Growing pains ahead for Myanmar

Author: Chit Win, ANU

The confused usage of ‘Myanmar’ and ‘Burma’ helps to portray some of the uncertainty surrounding Myanmar’s development in 2013, and was most obviously on display during the visits of President Thein Sein and Daw Aung San Suu Kyi to Australia at the beginning and end of the year.

The Australians had a hard time getting used to the term ‘Myanmar’, having switched from ‘Burma’ in 2012. ‘Burma’ did occasionally slip out, though they tried hard to stick with the change. During Aung San Suu Kyi’s visit, meanwhile, the Australians again tried not to offend, opting for ‘Myanmar also known as Burma’. Yet the opposition leader seemed to get particularly frustrated by this, at one point responding bluntly that for her it is still ‘Burma’, at least until the people decide otherwise.

So how do we decipher the past year of transition in Myanmar? The reform commitments of Thein Sein’s government have finally earned international recognition, yet the international community is still very much hoping for a day when Aung San Suu Kyi leads the country. For now, regional actors are working closely with the president to help Myanmar escape from its political and economic troubles.

Much has happened in Myanmar in 2013. There are many positive developments, such as the constitutional review process, a possible country-wide ceasefire that could eventually lead to peace talks, and an inflow of multi-billion dollar foreign direct investment for local infrastructure projects. Thein Sein’s visit to the White House in May, Myanmar’s assumption of the ASEAN chairmanship for 2014 and its hosting of the Southeast Asian Games have also boosted the country’s profile. Taken together, these developments put Myanmar in a respectable position in the region. Most remarkably, Myanmar’s transparency rating has also risen. But there are other factors undermining these changes, such as the ongoing Kachin conflict, the recent attack on protesters at a copper mine in northern Myanmar, and communal violence in Rakhine and Meikhtila states, which have all cast a dark shadow on the country’s reform agenda.

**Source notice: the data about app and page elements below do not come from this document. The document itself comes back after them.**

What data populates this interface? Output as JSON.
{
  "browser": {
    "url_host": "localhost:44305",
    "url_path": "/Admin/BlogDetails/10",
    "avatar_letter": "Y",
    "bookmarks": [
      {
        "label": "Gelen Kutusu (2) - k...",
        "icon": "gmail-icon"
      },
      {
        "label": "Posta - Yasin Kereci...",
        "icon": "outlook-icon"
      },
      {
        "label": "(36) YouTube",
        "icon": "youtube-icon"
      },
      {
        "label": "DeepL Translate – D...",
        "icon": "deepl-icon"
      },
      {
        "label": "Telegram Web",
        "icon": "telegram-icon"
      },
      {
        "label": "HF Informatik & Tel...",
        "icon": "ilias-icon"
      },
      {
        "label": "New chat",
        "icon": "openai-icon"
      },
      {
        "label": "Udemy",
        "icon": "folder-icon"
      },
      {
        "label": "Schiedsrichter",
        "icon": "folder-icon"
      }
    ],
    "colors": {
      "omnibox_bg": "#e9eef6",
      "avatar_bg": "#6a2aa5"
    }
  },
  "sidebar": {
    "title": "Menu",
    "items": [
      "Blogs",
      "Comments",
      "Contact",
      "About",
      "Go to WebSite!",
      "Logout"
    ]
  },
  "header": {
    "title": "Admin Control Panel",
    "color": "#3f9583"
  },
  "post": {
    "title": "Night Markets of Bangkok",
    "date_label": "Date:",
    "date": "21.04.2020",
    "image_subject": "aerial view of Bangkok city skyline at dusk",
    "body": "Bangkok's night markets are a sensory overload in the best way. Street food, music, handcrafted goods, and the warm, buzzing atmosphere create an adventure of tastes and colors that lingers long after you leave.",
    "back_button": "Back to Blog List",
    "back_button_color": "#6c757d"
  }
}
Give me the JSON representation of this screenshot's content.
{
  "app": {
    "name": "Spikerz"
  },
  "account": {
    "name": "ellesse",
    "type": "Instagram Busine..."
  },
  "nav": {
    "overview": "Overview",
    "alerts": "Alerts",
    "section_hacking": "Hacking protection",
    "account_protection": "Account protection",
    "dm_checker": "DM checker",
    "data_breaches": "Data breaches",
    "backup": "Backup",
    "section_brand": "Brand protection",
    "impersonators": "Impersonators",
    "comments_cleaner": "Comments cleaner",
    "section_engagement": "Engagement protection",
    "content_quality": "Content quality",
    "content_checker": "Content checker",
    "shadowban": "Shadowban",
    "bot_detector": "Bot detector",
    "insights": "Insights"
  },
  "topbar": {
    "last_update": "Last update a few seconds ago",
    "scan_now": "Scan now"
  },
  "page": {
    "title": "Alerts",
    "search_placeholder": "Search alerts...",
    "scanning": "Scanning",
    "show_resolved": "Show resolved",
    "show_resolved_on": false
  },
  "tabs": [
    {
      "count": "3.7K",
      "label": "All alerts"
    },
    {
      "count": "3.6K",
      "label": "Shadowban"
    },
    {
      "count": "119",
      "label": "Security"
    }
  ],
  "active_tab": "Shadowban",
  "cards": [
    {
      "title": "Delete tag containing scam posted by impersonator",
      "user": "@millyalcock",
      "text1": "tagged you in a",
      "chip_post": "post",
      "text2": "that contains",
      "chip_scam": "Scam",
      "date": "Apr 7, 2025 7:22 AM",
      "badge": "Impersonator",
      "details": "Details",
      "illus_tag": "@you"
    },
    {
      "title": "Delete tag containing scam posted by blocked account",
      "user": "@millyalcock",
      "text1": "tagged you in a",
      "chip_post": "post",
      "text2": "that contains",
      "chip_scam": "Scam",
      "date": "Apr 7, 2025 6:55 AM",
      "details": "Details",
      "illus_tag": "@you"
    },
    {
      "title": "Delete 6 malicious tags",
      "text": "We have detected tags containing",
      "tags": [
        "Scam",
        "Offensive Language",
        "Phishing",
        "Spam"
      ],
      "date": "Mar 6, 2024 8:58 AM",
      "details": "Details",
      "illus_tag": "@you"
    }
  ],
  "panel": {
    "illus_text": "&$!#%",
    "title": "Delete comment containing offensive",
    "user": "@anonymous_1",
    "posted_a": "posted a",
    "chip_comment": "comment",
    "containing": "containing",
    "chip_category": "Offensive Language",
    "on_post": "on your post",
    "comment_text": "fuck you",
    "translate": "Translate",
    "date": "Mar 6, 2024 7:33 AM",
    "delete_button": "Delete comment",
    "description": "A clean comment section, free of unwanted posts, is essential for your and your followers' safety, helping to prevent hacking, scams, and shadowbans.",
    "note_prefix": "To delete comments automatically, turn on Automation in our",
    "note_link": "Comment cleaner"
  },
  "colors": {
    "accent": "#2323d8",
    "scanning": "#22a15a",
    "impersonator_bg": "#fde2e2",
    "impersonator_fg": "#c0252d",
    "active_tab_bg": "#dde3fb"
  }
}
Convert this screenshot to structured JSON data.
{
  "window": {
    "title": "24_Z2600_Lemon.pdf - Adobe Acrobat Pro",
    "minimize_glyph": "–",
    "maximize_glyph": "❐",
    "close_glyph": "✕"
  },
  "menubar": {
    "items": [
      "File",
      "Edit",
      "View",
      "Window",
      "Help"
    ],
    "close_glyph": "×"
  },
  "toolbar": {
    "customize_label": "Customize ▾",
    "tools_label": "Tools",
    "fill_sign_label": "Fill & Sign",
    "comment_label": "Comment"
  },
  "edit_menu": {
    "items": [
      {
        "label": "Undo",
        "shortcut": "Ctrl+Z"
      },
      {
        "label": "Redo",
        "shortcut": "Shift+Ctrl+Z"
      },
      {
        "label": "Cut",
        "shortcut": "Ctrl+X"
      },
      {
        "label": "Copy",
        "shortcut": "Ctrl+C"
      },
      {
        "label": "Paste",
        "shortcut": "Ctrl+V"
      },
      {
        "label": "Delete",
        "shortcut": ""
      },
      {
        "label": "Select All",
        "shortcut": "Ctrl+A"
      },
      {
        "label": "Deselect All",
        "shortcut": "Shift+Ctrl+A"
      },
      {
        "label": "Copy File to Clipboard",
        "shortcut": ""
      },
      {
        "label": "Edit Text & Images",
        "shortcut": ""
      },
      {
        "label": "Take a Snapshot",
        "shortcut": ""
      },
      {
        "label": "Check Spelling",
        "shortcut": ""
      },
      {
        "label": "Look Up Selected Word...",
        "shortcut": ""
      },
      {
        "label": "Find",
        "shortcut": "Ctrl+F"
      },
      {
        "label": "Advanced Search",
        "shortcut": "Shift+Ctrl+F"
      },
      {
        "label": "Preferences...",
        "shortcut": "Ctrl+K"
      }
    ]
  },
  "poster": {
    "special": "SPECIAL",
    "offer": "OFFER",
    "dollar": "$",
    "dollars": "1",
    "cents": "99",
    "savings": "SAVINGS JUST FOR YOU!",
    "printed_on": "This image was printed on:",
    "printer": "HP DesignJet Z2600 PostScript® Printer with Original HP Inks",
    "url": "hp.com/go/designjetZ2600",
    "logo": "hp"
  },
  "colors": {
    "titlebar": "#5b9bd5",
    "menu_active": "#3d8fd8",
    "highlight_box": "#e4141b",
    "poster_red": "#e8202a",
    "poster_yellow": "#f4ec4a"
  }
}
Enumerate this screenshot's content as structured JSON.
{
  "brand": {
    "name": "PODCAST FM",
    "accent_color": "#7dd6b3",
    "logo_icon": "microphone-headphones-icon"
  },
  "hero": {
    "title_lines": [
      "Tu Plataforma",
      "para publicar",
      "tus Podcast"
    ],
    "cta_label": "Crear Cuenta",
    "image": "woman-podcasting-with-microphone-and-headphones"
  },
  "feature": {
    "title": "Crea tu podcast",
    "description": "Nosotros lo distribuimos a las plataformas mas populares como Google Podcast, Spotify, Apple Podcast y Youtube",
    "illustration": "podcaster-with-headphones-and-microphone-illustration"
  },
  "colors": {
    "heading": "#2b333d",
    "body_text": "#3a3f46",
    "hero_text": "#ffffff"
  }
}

Unlike other transitions around the world, Myanmar instigated its reform process through a ‘triple transition’ — in the political, economic and national reconciliation domains — and no one element is any less important than the other. Myanmar still has much to learn from the failures and experiences of other countries, and has not managed to avoid challenges such as land scandals or a clash of the executive and legislative branches — or the rise of ultra-nationalism as a side-effect of transition. But these may just be the challenges the country has to go through in order to make Myanmar — especially its government, political stakeholders and the people — mature and worthy of tasting the fruits of transition.

Looking over the horizon, Myanmar will likely start to emerge politically and economically in 2014, but not without confronting considerable growing pains. Whether or not Aung San Suu Kyi is eligible to become the country’s next president will not be the litmus test for Myanmar’s reform, but rather how she responds if it does not turn out according to her expectations. Securing country-wide peace may be achievable, but it may also be a situation where the country muddles through as everybody, including the international community, tries to take credit. Ethnic parties are gearing up for the 2015 election, but they have forgotten how their ethnic credentials can easily be compromised by Aung San Suu Kyi’s charismatic figure. On the other hand, not everyone continues to hold Aung San Suu Kyi in the same regard, as she has now become a political player, and a polarising one at that. The stakes are also getting higher as the ruling Union Solidarity and Development Party decides on its presidential candidate. In the meantime, much of the country’s non-humanitarian aid assistance is being directly or indirectly channelled toward supporting the 2015 election as a free and fair contest. Everyone has their own agenda.

At least there is one thing that Myanmar can be really proud of. In contrast to its continued below-average performance in the ‘Corruption Perception Index’, it has been named the second-most generous country in the world after the United States, according to the ‘World Giving Index’ 2013. Myanmar holds the position along with Canada and New Zealand, and is ranked far ahead of its peers in the Asian region. Now it must weasel out the corruption that has found a way to sneak into Myanmar’s charitable culture.

Chit Win is a PhD candidate at the School of International, Political and Strategic Studies, College of Asia and the Pacific, Australian National University.

This article is a part of an EAF special feature series on 2013 in review and the year ahead.